# PROBLEM REQUIREMENTS
Since the data must remain as supplied, reproduce it word for word.

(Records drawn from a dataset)
• • • • •
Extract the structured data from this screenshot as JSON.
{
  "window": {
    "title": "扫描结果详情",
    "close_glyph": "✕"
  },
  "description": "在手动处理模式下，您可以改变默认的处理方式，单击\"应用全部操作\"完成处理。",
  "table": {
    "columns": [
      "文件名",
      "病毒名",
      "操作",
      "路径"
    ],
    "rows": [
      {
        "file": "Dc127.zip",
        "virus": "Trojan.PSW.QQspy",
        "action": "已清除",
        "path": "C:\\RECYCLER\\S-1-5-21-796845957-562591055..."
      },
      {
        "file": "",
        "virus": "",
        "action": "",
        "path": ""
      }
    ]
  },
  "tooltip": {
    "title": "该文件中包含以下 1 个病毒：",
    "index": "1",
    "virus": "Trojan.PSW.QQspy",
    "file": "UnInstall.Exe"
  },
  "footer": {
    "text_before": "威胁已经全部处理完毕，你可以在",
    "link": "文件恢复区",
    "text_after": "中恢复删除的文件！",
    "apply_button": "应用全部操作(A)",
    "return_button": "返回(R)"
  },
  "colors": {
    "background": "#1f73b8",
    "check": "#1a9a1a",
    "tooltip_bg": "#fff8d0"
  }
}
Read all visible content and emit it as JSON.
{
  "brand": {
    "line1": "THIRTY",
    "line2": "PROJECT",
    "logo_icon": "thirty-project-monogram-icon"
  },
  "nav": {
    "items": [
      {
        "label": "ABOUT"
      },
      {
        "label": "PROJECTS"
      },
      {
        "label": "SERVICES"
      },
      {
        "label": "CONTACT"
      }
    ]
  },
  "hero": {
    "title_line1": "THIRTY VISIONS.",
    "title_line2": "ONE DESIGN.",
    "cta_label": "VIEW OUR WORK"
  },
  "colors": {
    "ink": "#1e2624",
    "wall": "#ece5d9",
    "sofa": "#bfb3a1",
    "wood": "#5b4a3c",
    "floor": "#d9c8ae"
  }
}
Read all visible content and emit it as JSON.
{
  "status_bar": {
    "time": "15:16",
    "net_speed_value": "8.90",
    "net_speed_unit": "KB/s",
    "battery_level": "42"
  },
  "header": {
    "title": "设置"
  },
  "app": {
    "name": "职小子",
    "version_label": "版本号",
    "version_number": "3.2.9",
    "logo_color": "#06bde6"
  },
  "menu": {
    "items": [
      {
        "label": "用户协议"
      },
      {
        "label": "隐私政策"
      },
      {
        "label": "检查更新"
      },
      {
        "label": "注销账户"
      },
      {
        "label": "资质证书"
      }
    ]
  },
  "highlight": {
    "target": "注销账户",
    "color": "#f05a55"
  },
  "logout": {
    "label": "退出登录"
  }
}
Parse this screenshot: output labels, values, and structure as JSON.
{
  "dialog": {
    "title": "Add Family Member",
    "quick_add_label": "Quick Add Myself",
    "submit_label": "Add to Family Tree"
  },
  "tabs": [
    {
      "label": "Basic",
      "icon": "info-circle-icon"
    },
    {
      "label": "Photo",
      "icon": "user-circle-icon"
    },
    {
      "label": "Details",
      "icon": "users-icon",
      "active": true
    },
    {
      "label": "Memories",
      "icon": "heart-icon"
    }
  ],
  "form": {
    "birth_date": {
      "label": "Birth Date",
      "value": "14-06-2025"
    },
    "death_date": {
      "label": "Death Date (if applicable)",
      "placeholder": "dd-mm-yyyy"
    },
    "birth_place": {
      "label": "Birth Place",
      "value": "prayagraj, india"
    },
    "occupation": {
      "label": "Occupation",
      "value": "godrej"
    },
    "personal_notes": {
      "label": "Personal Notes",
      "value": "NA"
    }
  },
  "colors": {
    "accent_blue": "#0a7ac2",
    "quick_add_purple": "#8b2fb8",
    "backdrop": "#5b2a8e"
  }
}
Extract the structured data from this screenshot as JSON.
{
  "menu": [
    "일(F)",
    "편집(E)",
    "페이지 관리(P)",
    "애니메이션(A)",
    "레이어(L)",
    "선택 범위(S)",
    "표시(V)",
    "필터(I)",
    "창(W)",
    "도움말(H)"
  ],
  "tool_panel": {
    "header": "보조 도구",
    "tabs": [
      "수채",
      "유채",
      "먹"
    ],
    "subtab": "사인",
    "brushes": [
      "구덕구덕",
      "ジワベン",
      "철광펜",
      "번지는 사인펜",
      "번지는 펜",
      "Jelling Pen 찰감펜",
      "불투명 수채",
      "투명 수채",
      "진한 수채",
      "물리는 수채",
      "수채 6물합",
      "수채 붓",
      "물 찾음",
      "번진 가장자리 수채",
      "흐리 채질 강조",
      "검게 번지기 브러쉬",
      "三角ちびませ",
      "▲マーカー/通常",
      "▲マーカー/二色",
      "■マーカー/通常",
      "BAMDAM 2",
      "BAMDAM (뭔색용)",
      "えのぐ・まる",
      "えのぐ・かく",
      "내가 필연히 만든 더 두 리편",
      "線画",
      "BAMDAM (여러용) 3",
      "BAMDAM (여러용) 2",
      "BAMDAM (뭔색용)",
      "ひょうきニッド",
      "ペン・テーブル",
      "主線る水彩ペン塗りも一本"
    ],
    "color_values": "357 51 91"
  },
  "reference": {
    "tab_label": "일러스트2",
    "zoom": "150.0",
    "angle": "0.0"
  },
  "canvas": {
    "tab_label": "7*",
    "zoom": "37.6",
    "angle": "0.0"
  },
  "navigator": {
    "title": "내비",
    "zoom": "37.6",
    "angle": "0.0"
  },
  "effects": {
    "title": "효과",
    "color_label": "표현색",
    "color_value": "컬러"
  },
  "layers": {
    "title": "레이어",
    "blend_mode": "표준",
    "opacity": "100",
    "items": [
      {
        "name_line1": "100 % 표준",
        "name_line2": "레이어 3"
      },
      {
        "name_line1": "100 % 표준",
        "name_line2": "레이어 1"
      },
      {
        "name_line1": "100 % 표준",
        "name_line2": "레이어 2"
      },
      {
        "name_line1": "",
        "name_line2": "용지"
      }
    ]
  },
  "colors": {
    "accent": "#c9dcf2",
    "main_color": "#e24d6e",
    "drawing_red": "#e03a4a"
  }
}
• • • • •
# PROBLEM SOLUTION
Extract the structured data from this screenshot as JSON.
{
  "window": {
    "title": "扫描结果详情",
    "close_glyph": "✕"
  },
  "description": "在手动处理模式下，您可以改变默认的处理方式，单击\"应用全部操作\"完成处理。",
  "table": {
    "columns": [
      "文件名",
      "病毒名",
      "操作",
      "路径"
    ],
    "rows": [
      {
        "file": "Dc127.zip",
        "virus": "Trojan.PSW.QQspy",
        "action": "已清除",
        "path": "C:\\RECYCLER\\S-1-5-21-796845957-562591055..."
      },
      {
        "file": "",
        "virus": "",
        "action": "",
        "path": ""
      }
    ]
  },
  "tooltip": {
    "title": "该文件中包含以下 1 个病毒：",
    "index": "1",
    "virus": "Trojan.PSW.QQspy",
    "file": "UnInstall.Exe"
  },
  "footer": {
    "text_before": "威胁已经全部处理完毕，你可以在",
    "link": "文件恢复区",
    "text_after": "中恢复删除的文件！",
    "apply_button": "应用全部操作(A)",
    "return_button": "返回(R)"
  },
  "colors": {
    "background": "#1f73b8",
    "check": "#1a9a1a",
    "tooltip_bg": "#fff8d0"
  }
}
Read all visible content and emit it as JSON.
{
  "brand": {
    "line1": "THIRTY",
    "line2": "PROJECT",
    "logo_icon": "thirty-project-monogram-icon"
  },
  "nav": {
    "items": [
      {
        "label": "ABOUT"
      },
      {
        "label": "PROJECTS"
      },
      {
        "label": "SERVICES"
      },
      {
        "label": "CONTACT"
      }
    ]
  },
  "hero": {
    "title_line1": "THIRTY VISIONS.",
    "title_line2": "ONE DESIGN.",
    "cta_label": "VIEW OUR WORK"
  },
  "colors": {
    "ink": "#1e2624",
    "wall": "#ece5d9",
    "sofa": "#bfb3a1",
    "wood": "#5b4a3c",
    "floor": "#d9c8ae"
  }
}
Read all visible content and emit it as JSON.
{
  "status_bar": {
    "time": "15:16",
    "net_speed_value": "8.90",
    "net_speed_unit": "KB/s",
    "battery_level": "42"
  },
  "header": {
    "title": "设置"
  },
  "app": {
    "name": "职小子",
    "version_label": "版本号",
    "version_number": "3.2.9",
    "logo_color": "#06bde6"
  },
  "menu": {
    "items": [
      {
        "label": "用户协议"
      },
      {
        "label": "隐私政策"
      },
      {
        "label": "检查更新"
      },
      {
        "label": "注销账户"
      },
      {
        "label": "资质证书"
      }
    ]
  },
  "highlight": {
    "target": "注销账户",
    "color": "#f05a55"
  },
  "logout": {
    "label": "退出登录"
  }
}
Parse this screenshot: output labels, values, and structure as JSON.
{
  "dialog": {
    "title": "Add Family Member",
    "quick_add_label": "Quick Add Myself",
    "submit_label": "Add to Family Tree"
  },
  "tabs": [
    {
      "label": "Basic",
      "icon": "info-circle-icon"
    },
    {
      "label": "Photo",
      "icon": "user-circle-icon"
    },
    {
      "label": "Details",
      "icon": "users-icon",
      "active": true
    },
    {
      "label": "Memories",
      "icon": "heart-icon"
    }
  ],
  "form": {
    "birth_date": {
      "label": "Birth Date",
      "value": "14-06-2025"
    },
    "death_date": {
      "label": "Death Date (if applicable)",
      "placeholder": "dd-mm-yyyy"
    },
    "birth_place": {
      "label": "Birth Place",
      "value": "prayagraj, india"
    },
    "occupation": {
      "label": "Occupation",
      "value": "godrej"
    },
    "personal_notes": {
      "label": "Personal Notes",
      "value": "NA"
    }
  },
  "colors": {
    "accent_blue": "#0a7ac2",
    "quick_add_purple": "#8b2fb8",
    "backdrop": "#5b2a8e"
  }
}
Extract the structured data from this screenshot as JSON.
{
  "menu": [
    "일(F)",
    "편집(E)",
    "페이지 관리(P)",
    "애니메이션(A)",
    "레이어(L)",
    "선택 범위(S)",
    "표시(V)",
    "필터(I)",
    "창(W)",
    "도움말(H)"
  ],
  "tool_panel": {
    "header": "보조 도구",
    "tabs": [
      "수채",
      "유채",
      "먹"
    ],
    "subtab": "사인",
    "brushes": [
      "구덕구덕",
      "ジワベン",
      "철광펜",
      "번지는 사인펜",
      "번지는 펜",
      "Jelling Pen 찰감펜",
      "불투명 수채",
      "투명 수채",
      "진한 수채",
      "물리는 수채",
      "수채 6물합",
      "수채 붓",
      "물 찾음",
      "번진 가장자리 수채",
      "흐리 채질 강조",
      "검게 번지기 브러쉬",
      "三角ちびませ",
      "▲マーカー/通常",
      "▲マーカー/二色",
      "■マーカー/通常",
      "BAMDAM 2",
      "BAMDAM (뭔색용)",
      "えのぐ・まる",
      "えのぐ・かく",
      "내가 필연히 만든 더 두 리편",
      "線画",
      "BAMDAM (여러용) 3",
      "BAMDAM (여러용) 2",
      "BAMDAM (뭔색용)",
      "ひょうきニッド",
      "ペン・テーブル",
      "主線る水彩ペン塗りも一本"
    ],
    "color_values": "357 51 91"
  },
  "reference": {
    "tab_label": "일러스트2",
    "zoom": "150.0",
    "angle": "0.0"
  },
  "canvas": {
    "tab_label": "7*",
    "zoom": "37.6",
    "angle": "0.0"
  },
  "navigator": {
    "title": "내비",
    "zoom": "37.6",
    "angle": "0.0"
  },
  "effects": {
    "title": "효과",
    "color_label": "표현색",
    "color_value": "컬러"
  },
  "layers": {
    "title": "레이어",
    "blend_mode": "표준",
    "opacity": "100",
    "items": [
      {
        "name_line1": "100 % 표준",
        "name_line2": "레이어 3"
      },
      {
        "name_line1": "100 % 표준",
        "name_line2": "레이어 1"
      },
      {
        "name_line1": "100 % 표준",
        "name_line2": "레이어 2"
      },
      {
        "name_line1": "",
        "name_line2": "용지"
      }
    ]
  },
  "colors": {
    "accent": "#c9dcf2",
    "main_color": "#e24d6e",
    "drawing_red": "#e03a4a"
  }
}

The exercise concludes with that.